● Task description
List each line of the data that holds the string "icon", please.

---*---

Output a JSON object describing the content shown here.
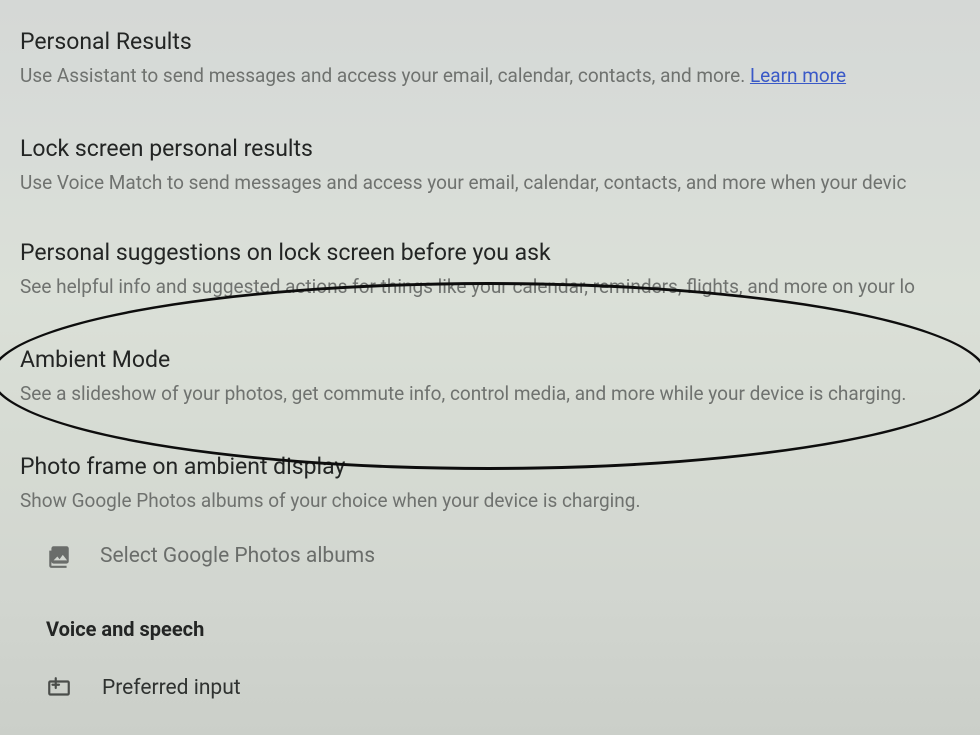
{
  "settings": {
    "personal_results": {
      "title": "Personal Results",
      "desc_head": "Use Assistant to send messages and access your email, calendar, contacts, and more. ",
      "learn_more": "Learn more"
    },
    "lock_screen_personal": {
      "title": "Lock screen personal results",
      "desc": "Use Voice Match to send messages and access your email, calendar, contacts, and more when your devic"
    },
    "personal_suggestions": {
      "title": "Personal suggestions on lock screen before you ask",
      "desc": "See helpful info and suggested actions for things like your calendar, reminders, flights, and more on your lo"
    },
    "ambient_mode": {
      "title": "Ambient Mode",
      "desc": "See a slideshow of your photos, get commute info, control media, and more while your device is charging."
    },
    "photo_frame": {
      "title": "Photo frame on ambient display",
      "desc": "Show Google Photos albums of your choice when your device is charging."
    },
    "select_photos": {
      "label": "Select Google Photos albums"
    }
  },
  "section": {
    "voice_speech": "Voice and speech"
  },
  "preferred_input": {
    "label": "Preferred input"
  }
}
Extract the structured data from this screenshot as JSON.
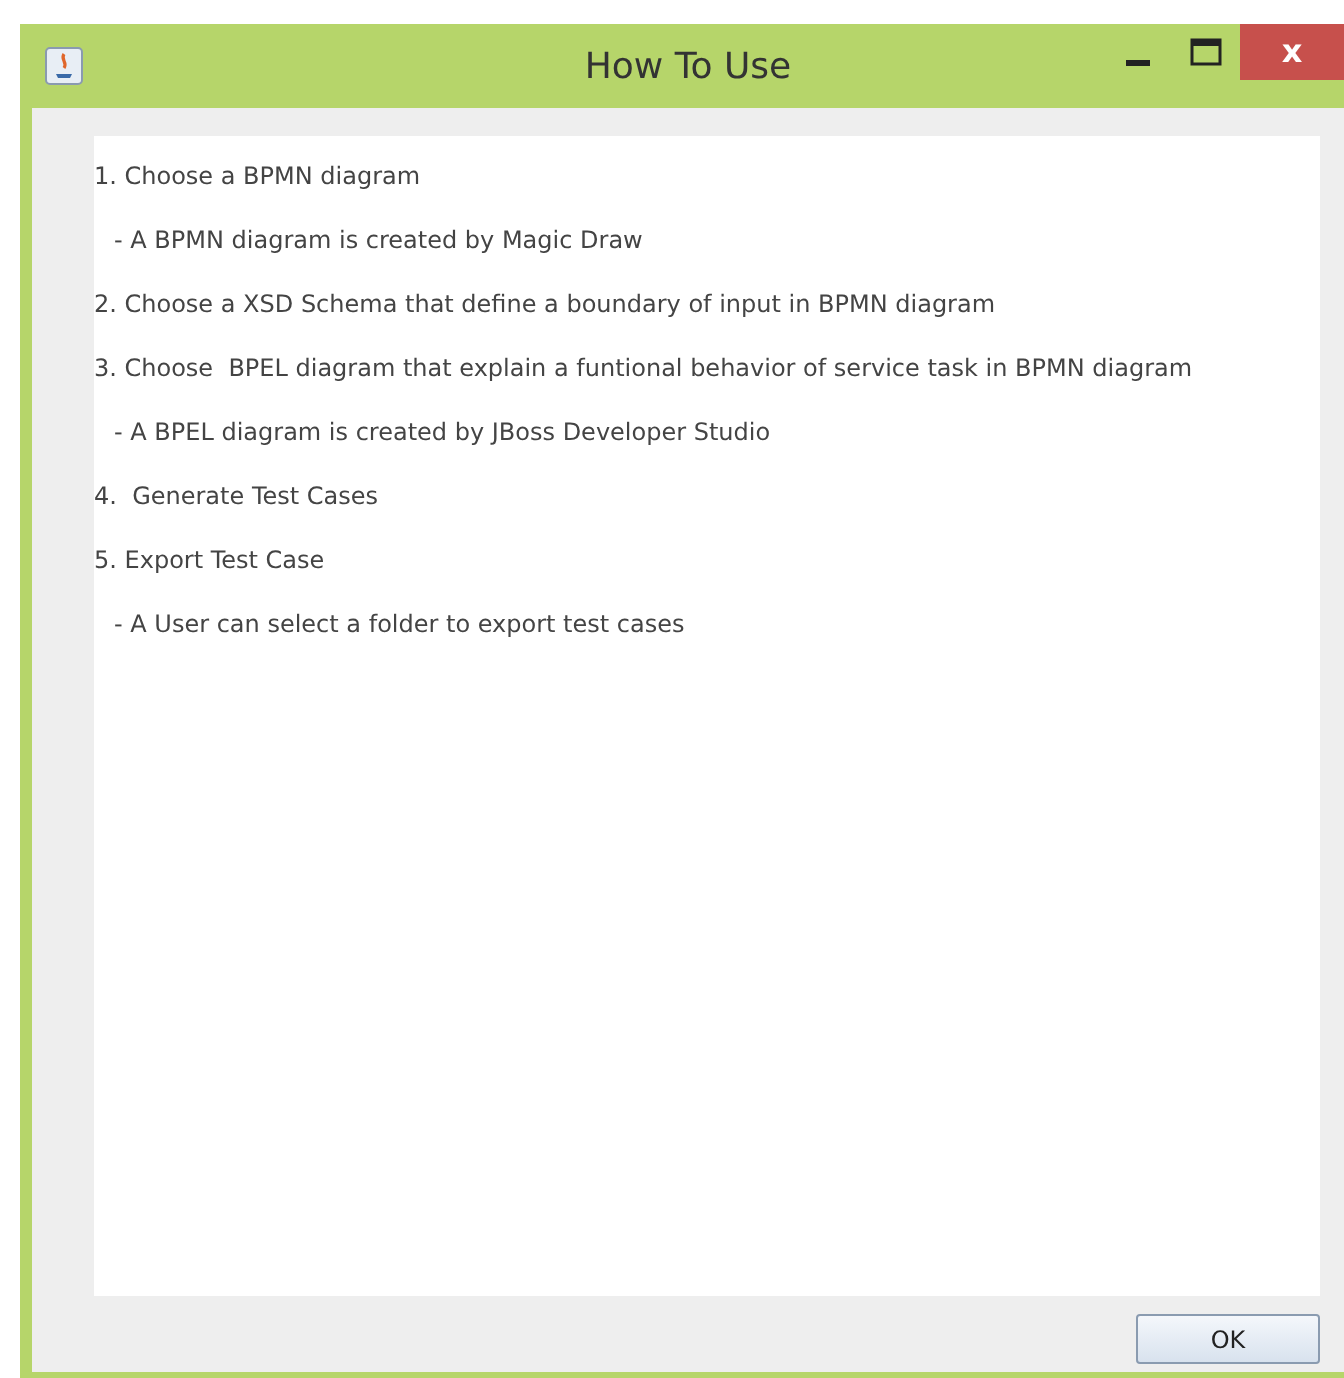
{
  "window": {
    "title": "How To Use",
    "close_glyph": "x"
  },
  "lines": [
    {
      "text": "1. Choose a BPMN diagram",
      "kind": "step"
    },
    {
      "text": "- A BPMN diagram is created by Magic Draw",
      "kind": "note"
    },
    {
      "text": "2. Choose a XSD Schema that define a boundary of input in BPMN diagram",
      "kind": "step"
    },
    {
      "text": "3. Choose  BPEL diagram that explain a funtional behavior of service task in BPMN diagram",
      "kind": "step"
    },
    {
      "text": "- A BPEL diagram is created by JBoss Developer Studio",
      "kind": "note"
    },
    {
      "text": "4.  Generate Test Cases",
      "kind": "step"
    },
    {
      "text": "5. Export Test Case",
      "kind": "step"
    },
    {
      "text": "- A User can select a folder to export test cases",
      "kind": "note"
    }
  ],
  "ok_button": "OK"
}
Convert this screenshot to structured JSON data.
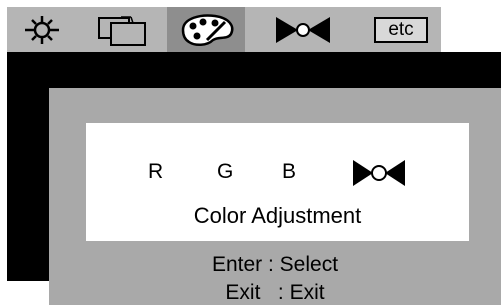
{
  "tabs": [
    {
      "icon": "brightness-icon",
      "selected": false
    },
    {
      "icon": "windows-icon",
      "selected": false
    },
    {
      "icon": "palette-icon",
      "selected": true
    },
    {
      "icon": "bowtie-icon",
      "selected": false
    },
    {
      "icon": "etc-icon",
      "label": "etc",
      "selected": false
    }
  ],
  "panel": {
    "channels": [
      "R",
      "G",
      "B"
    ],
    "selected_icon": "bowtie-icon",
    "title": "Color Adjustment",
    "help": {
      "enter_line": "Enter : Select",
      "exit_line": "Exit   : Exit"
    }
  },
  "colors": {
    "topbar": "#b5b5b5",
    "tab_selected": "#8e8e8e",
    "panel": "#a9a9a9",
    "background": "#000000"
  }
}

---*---

● Result of the exercise
      "icon": "brightness-icon",
      "icon": "windows-icon",
      "icon": "palette-icon",
      "icon": "bowtie-icon",
      "icon": "etc-icon",
    "selected_icon": "bowtie-icon",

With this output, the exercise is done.